Writing in The Guardian, Charlie Skelton has produced a remarkable piece of journalism aimed at unearthing the connections among the Syrian opposition and their friends in high places in the West ( “The Syrian opposition: who’s doing the talking?“). The take home message is that there are two groups of non-Syrians who are promoting regime change: globalists and neocons—two powerful forces indeed. One can certainly understand that there would be disaffected Syrians—there are dissidents in every regime, and especially so in a society riven with religious and ethnic divisions with a government dominated by an ethnic and religious minority, the Alawites.

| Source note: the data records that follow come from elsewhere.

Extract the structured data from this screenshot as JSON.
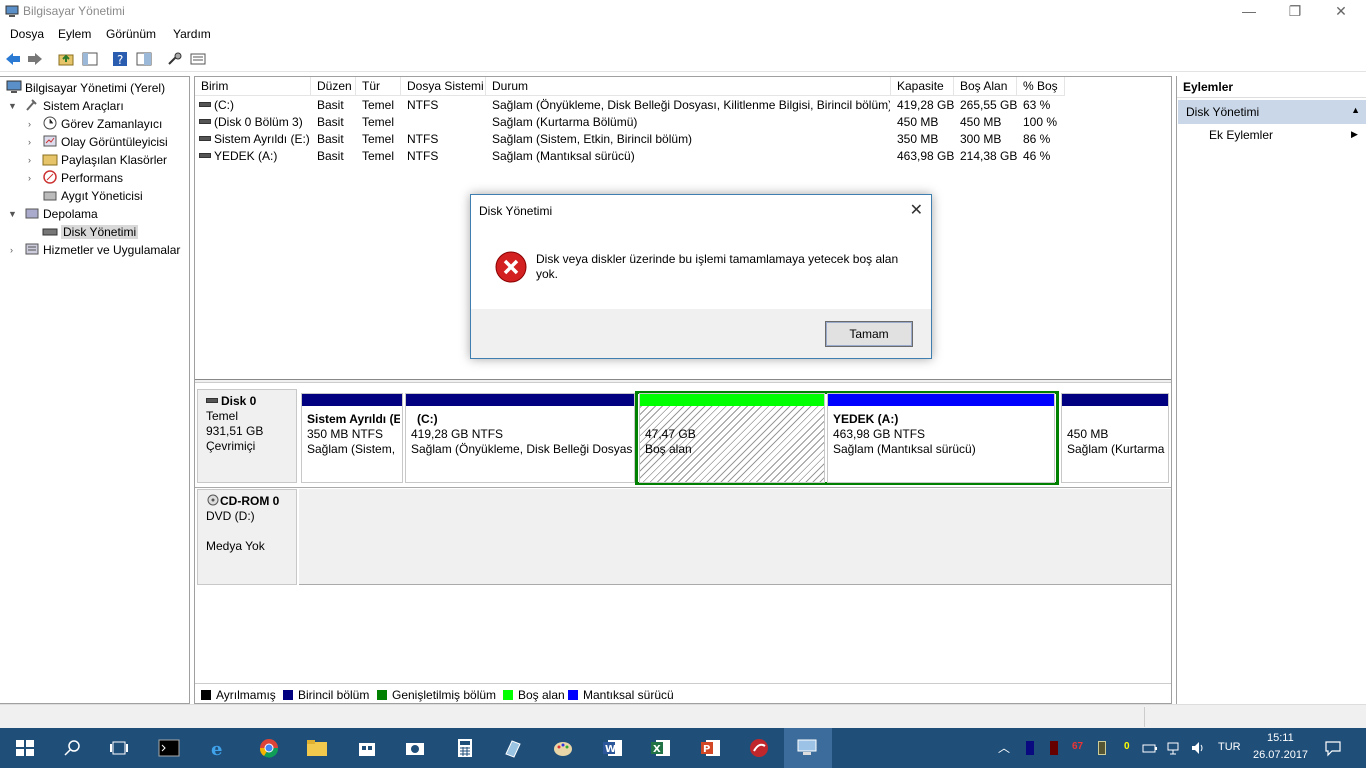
{
  "window": {
    "title": "Bilgisayar Yönetimi"
  },
  "menu": [
    "Dosya",
    "Eylem",
    "Görünüm",
    "Yardım"
  ],
  "tree": {
    "root": "Bilgisayar Yönetimi (Yerel)",
    "items": [
      "Sistem Araçları",
      "Görev Zamanlayıcı",
      "Olay Görüntüleyicisi",
      "Paylaşılan Klasörler",
      "Performans",
      "Aygıt Yöneticisi",
      "Depolama",
      "Disk Yönetimi",
      "Hizmetler ve Uygulamalar"
    ]
  },
  "volumes": {
    "columns": [
      "Birim",
      "Düzen",
      "Tür",
      "Dosya Sistemi",
      "Durum",
      "Kapasite",
      "Boş Alan",
      "% Boş"
    ],
    "rows": [
      [
        "(C:)",
        "Basit",
        "Temel",
        "NTFS",
        "Sağlam (Önyükleme, Disk Belleği Dosyası, Kilitlenme Bilgisi, Birincil bölüm)",
        "419,28 GB",
        "265,55 GB",
        "63 %"
      ],
      [
        "(Disk 0 Bölüm 3)",
        "Basit",
        "Temel",
        "",
        "Sağlam (Kurtarma Bölümü)",
        "450 MB",
        "450 MB",
        "100 %"
      ],
      [
        "Sistem Ayrıldı (E:)",
        "Basit",
        "Temel",
        "NTFS",
        "Sağlam (Sistem, Etkin, Birincil bölüm)",
        "350 MB",
        "300 MB",
        "86 %"
      ],
      [
        "YEDEK (A:)",
        "Basit",
        "Temel",
        "NTFS",
        "Sağlam (Mantıksal sürücü)",
        "463,98 GB",
        "214,38 GB",
        "46 %"
      ]
    ]
  },
  "disk0": {
    "name": "Disk 0",
    "type": "Temel",
    "size": "931,51 GB",
    "status": "Çevrimiçi"
  },
  "cdrom": {
    "name": "CD-ROM 0",
    "drive": "DVD (D:)",
    "status": "Medya Yok"
  },
  "partitions": [
    {
      "name": "Sistem Ayrıldı  (E",
      "size": "350 MB NTFS",
      "status": "Sağlam (Sistem,",
      "color": "#000080"
    },
    {
      "name": "(C:)",
      "size": "419,28 GB NTFS",
      "status": "Sağlam (Önyükleme, Disk Belleği Dosyası",
      "color": "#000080"
    },
    {
      "name": "",
      "size": "47,47 GB",
      "status": "Boş alan",
      "color": "#00ff00"
    },
    {
      "name": "YEDEK  (A:)",
      "size": "463,98 GB NTFS",
      "status": "Sağlam (Mantıksal sürücü)",
      "color": "#0000ff"
    },
    {
      "name": "",
      "size": "450 MB",
      "status": "Sağlam (Kurtarma",
      "color": "#000080"
    }
  ],
  "legend": [
    {
      "label": "Ayrılmamış",
      "color": "#000000"
    },
    {
      "label": "Birincil bölüm",
      "color": "#000080"
    },
    {
      "label": "Genişletilmiş bölüm",
      "color": "#008000"
    },
    {
      "label": "Boş alan",
      "color": "#00ff00"
    },
    {
      "label": "Mantıksal sürücü",
      "color": "#0000ff"
    }
  ],
  "actions": {
    "title": "Eylemler",
    "section": "Disk Yönetimi",
    "item": "Ek Eylemler"
  },
  "dialog": {
    "title": "Disk Yönetimi",
    "message": "Disk veya diskler üzerinde bu işlemi tamamlamaya yetecek boş alan yok.",
    "ok": "Tamam"
  },
  "tray": {
    "lang": "TUR",
    "time": "15:11",
    "date": "26.07.2017",
    "badge1": "67",
    "badge2": "0"
  }
}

But the ever greater success of the insurgency seems unlikely without powerful allies in the West.
Centered mainly on pro-Israel advocacy, the neocons mentioned by Skelton are an influential contingent in the opposition to the Syrian government. The most obvious motivation is that Syria is allied with Iran, Israel’s arch-enemy. (Dennis Ross, a longtime pro-Israel activist [he was head of the Washington Institute for Near East Policy], should be included in this category.) Prominent neocons mentioned by Skelton include Michael Weiss (“the director of communications and public relations at the Henry Jackson Society, an ultra-ultra-hawkish foreign policy thinktank.” Henry Jackson is a sainted figure in neocon lore (see here, p. 27ff), hiring figures such as Richard Perle and Paul Wolfowitz as foreign policy aides well before they became synonymous with promoting eternal war on behalf of Israel. Other luminaries of the Henry Jackson Society mentioned in the article are a Who’s Who of neocons: Perle, Bill Kristol, Joshua Muravchik, and Robert Kagan. In a manner quite analogous to the role of Paul Wolfowitz, Douglas Feith and Abram Schulsky in creating the WMD myth in the lead up to the war in Iraq (see previous link, p. 48ff), Weiss’s function seems to be to produce atrocity propaganda for the media. For example,